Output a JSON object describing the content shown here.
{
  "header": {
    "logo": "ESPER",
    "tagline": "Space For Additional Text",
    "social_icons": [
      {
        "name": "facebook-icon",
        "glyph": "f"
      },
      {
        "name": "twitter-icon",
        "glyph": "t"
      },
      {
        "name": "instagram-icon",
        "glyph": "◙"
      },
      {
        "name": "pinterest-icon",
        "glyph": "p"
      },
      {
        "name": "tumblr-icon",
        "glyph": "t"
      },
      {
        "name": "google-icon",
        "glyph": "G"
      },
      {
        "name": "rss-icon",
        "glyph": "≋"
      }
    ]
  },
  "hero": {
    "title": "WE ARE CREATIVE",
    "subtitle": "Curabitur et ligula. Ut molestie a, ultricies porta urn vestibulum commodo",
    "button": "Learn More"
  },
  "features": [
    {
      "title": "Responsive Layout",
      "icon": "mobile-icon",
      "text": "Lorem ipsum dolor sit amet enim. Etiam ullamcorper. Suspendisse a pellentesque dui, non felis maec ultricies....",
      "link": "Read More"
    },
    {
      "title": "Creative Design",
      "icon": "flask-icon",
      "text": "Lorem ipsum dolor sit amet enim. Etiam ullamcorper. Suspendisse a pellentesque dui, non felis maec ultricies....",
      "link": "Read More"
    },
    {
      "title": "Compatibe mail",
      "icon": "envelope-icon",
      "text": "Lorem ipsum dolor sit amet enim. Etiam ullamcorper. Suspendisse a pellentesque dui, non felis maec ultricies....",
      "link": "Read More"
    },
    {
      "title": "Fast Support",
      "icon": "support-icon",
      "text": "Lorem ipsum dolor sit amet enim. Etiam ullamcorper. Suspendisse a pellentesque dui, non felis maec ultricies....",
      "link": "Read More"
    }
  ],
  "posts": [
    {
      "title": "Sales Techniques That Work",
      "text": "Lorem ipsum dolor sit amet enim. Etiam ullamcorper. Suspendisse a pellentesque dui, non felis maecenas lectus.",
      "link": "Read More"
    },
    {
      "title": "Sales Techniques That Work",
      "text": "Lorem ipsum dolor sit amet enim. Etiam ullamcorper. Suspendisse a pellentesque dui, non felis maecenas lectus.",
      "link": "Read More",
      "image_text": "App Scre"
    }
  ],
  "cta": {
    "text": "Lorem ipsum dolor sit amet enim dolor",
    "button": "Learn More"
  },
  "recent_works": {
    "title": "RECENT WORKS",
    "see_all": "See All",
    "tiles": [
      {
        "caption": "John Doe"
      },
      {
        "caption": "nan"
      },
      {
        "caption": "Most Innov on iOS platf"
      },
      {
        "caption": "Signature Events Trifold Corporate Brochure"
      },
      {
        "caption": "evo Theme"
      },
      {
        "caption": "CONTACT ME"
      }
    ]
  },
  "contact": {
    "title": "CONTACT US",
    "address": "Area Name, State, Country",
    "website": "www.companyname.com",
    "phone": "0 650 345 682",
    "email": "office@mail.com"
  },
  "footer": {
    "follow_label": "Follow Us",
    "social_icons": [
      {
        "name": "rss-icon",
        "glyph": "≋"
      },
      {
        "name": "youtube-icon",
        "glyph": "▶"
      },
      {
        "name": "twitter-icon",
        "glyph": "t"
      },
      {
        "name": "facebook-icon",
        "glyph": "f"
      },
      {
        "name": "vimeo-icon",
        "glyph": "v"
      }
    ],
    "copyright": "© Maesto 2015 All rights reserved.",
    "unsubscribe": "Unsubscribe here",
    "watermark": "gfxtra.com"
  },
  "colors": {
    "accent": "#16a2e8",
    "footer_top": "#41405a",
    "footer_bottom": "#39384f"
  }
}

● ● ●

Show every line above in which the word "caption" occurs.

        "caption": "John Doe"
        "caption": "nan"
        "caption": "Most Innov on iOS platf"
        "caption": "Signature Events Trifold Corporate Brochure"
        "caption": "evo Theme"
        "caption": "CONTACT ME"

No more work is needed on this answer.